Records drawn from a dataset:
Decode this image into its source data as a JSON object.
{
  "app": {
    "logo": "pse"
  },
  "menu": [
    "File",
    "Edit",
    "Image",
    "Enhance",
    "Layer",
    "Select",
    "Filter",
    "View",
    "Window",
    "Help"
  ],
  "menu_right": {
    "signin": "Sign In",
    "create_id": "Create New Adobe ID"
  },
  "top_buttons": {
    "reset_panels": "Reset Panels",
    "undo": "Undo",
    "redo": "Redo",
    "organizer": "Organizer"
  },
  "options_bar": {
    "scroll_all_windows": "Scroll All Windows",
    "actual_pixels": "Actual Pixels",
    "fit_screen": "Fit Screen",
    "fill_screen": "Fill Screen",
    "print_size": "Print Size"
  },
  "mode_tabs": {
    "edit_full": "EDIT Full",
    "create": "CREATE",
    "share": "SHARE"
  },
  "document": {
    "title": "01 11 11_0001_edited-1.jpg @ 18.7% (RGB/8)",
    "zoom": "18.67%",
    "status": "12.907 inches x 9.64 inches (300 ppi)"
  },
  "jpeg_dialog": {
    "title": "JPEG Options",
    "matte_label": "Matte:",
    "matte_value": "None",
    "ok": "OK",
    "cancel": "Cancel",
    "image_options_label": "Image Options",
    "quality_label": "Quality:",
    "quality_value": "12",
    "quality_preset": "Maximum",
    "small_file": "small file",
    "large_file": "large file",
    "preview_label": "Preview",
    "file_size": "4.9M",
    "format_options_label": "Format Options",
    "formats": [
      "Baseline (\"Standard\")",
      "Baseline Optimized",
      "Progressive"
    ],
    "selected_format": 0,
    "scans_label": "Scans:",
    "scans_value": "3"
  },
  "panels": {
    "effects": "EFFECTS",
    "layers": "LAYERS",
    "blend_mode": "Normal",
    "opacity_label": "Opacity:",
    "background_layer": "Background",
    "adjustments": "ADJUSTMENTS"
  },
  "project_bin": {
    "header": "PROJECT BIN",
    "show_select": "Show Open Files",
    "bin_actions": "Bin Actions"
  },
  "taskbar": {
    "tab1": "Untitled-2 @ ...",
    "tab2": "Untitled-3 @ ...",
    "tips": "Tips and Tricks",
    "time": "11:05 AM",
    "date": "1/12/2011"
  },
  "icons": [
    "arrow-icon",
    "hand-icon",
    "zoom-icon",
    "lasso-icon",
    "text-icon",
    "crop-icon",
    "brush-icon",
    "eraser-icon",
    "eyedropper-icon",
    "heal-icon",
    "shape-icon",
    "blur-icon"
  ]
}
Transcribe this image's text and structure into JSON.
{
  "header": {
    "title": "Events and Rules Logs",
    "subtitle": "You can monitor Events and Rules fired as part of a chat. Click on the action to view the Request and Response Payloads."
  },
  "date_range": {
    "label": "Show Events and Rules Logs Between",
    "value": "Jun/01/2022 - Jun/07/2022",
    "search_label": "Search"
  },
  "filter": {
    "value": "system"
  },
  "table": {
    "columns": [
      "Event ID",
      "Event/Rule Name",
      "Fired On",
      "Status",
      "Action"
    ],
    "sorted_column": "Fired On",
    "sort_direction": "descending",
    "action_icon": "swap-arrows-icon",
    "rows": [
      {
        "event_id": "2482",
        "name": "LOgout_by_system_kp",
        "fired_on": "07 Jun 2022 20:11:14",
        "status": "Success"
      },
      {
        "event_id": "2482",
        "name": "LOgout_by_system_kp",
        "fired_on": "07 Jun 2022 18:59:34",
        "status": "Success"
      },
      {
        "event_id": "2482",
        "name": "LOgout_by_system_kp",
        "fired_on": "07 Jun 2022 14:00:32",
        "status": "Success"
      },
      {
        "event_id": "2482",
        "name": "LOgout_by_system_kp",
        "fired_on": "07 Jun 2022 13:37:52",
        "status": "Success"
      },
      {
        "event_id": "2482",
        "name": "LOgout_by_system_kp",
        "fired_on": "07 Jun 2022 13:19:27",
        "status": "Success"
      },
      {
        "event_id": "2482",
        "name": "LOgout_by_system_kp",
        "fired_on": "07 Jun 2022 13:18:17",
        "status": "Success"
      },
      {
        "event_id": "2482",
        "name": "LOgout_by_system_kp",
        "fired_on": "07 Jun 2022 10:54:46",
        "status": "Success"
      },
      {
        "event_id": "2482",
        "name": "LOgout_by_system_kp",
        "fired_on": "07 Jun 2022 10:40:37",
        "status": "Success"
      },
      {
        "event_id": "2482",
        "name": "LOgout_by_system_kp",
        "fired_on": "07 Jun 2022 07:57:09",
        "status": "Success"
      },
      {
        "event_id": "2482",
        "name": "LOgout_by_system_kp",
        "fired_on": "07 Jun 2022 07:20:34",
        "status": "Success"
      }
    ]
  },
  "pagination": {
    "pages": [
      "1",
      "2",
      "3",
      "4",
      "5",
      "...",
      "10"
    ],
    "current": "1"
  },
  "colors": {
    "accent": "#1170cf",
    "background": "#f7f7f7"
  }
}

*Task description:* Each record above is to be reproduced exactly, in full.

*Exercise response:*
Decode this image into its source data as a JSON object.
{
  "app": {
    "logo": "pse"
  },
  "menu": [
    "File",
    "Edit",
    "Image",
    "Enhance",
    "Layer",
    "Select",
    "Filter",
    "View",
    "Window",
    "Help"
  ],
  "menu_right": {
    "signin": "Sign In",
    "create_id": "Create New Adobe ID"
  },
  "top_buttons": {
    "reset_panels": "Reset Panels",
    "undo": "Undo",
    "redo": "Redo",
    "organizer": "Organizer"
  },
  "options_bar": {
    "scroll_all_windows": "Scroll All Windows",
    "actual_pixels": "Actual Pixels",
    "fit_screen": "Fit Screen",
    "fill_screen": "Fill Screen",
    "print_size": "Print Size"
  },
  "mode_tabs": {
    "edit_full": "EDIT Full",
    "create": "CREATE",
    "share": "SHARE"
  },
  "document": {
    "title": "01 11 11_0001_edited-1.jpg @ 18.7% (RGB/8)",
    "zoom": "18.67%",
    "status": "12.907 inches x 9.64 inches (300 ppi)"
  },
  "jpeg_dialog": {
    "title": "JPEG Options",
    "matte_label": "Matte:",
    "matte_value": "None",
    "ok": "OK",
    "cancel": "Cancel",
    "image_options_label": "Image Options",
    "quality_label": "Quality:",
    "quality_value": "12",
    "quality_preset": "Maximum",
    "small_file": "small file",
    "large_file": "large file",
    "preview_label": "Preview",
    "file_size": "4.9M",
    "format_options_label": "Format Options",
    "formats": [
      "Baseline (\"Standard\")",
      "Baseline Optimized",
      "Progressive"
    ],
    "selected_format": 0,
    "scans_label": "Scans:",
    "scans_value": "3"
  },
  "panels": {
    "effects": "EFFECTS",
    "layers": "LAYERS",
    "blend_mode": "Normal",
    "opacity_label": "Opacity:",
    "background_layer": "Background",
    "adjustments": "ADJUSTMENTS"
  },
  "project_bin": {
    "header": "PROJECT BIN",
    "show_select": "Show Open Files",
    "bin_actions": "Bin Actions"
  },
  "taskbar": {
    "tab1": "Untitled-2 @ ...",
    "tab2": "Untitled-3 @ ...",
    "tips": "Tips and Tricks",
    "time": "11:05 AM",
    "date": "1/12/2011"
  },
  "icons": [
    "arrow-icon",
    "hand-icon",
    "zoom-icon",
    "lasso-icon",
    "text-icon",
    "crop-icon",
    "brush-icon",
    "eraser-icon",
    "eyedropper-icon",
    "heal-icon",
    "shape-icon",
    "blur-icon"
  ]
}
Transcribe this image's text and structure into JSON.
{
  "header": {
    "title": "Events and Rules Logs",
    "subtitle": "You can monitor Events and Rules fired as part of a chat. Click on the action to view the Request and Response Payloads."
  },
  "date_range": {
    "label": "Show Events and Rules Logs Between",
    "value": "Jun/01/2022 - Jun/07/2022",
    "search_label": "Search"
  },
  "filter": {
    "value": "system"
  },
  "table": {
    "columns": [
      "Event ID",
      "Event/Rule Name",
      "Fired On",
      "Status",
      "Action"
    ],
    "sorted_column": "Fired On",
    "sort_direction": "descending",
    "action_icon": "swap-arrows-icon",
    "rows": [
      {
        "event_id": "2482",
        "name": "LOgout_by_system_kp",
        "fired_on": "07 Jun 2022 20:11:14",
        "status": "Success"
      },
      {
        "event_id": "2482",
        "name": "LOgout_by_system_kp",
        "fired_on": "07 Jun 2022 18:59:34",
        "status": "Success"
      },
      {
        "event_id": "2482",
        "name": "LOgout_by_system_kp",
        "fired_on": "07 Jun 2022 14:00:32",
        "status": "Success"
      },
      {
        "event_id": "2482",
        "name": "LOgout_by_system_kp",
        "fired_on": "07 Jun 2022 13:37:52",
        "status": "Success"
      },
      {
        "event_id": "2482",
        "name": "LOgout_by_system_kp",
        "fired_on": "07 Jun 2022 13:19:27",
        "status": "Success"
      },
      {
        "event_id": "2482",
        "name": "LOgout_by_system_kp",
        "fired_on": "07 Jun 2022 13:18:17",
        "status": "Success"
      },
      {
        "event_id": "2482",
        "name": "LOgout_by_system_kp",
        "fired_on": "07 Jun 2022 10:54:46",
        "status": "Success"
      },
      {
        "event_id": "2482",
        "name": "LOgout_by_system_kp",
        "fired_on": "07 Jun 2022 10:40:37",
        "status": "Success"
      },
      {
        "event_id": "2482",
        "name": "LOgout_by_system_kp",
        "fired_on": "07 Jun 2022 07:57:09",
        "status": "Success"
      },
      {
        "event_id": "2482",
        "name": "LOgout_by_system_kp",
        "fired_on": "07 Jun 2022 07:20:34",
        "status": "Success"
      }
    ]
  },
  "pagination": {
    "pages": [
      "1",
      "2",
      "3",
      "4",
      "5",
      "...",
      "10"
    ],
    "current": "1"
  },
  "colors": {
    "accent": "#1170cf",
    "background": "#f7f7f7"
  }
}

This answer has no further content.